[Exercise requirements]: Search the entries below for the word "data" and copy each line that has it.

--- START ---

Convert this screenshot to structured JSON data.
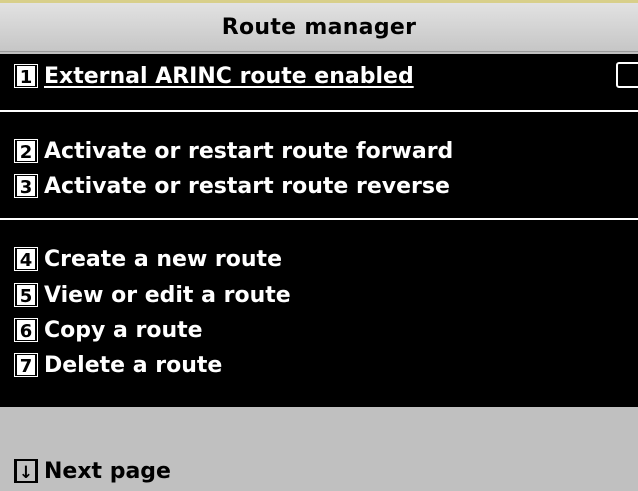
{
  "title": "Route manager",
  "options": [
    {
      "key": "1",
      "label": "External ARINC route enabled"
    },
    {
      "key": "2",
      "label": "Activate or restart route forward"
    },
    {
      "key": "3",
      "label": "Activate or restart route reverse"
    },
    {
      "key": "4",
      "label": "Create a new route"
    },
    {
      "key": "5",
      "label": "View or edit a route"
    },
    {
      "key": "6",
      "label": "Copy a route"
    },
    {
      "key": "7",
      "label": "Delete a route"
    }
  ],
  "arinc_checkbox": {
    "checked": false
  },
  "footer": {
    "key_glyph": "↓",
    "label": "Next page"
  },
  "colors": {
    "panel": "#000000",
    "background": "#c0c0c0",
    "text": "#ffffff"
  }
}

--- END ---
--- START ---

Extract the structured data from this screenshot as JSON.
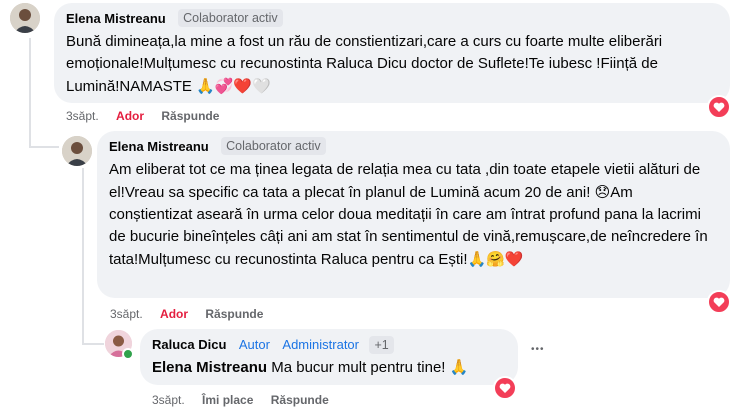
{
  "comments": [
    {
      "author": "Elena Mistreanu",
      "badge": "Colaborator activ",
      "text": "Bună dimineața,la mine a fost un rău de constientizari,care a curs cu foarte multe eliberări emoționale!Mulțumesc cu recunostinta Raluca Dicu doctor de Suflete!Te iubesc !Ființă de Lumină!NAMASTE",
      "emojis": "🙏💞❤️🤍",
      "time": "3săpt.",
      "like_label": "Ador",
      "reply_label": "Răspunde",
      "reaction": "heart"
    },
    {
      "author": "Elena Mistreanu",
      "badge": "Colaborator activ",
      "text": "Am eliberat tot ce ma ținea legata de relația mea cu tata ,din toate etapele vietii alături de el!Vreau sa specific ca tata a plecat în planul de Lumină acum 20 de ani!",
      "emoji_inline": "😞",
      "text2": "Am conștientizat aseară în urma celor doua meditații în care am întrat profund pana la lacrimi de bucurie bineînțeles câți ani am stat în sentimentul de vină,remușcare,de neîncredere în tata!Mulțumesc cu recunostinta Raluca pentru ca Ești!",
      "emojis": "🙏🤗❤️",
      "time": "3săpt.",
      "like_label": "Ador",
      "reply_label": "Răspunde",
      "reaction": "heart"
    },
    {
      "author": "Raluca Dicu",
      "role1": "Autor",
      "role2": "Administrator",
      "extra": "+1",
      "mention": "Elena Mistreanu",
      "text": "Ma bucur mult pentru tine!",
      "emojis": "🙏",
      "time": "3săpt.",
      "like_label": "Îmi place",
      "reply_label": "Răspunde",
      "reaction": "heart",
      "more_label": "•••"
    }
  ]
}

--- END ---

[Task answer]:
Convert this screenshot to structured JSON data.
Extract the structured data from this screenshot as JSON.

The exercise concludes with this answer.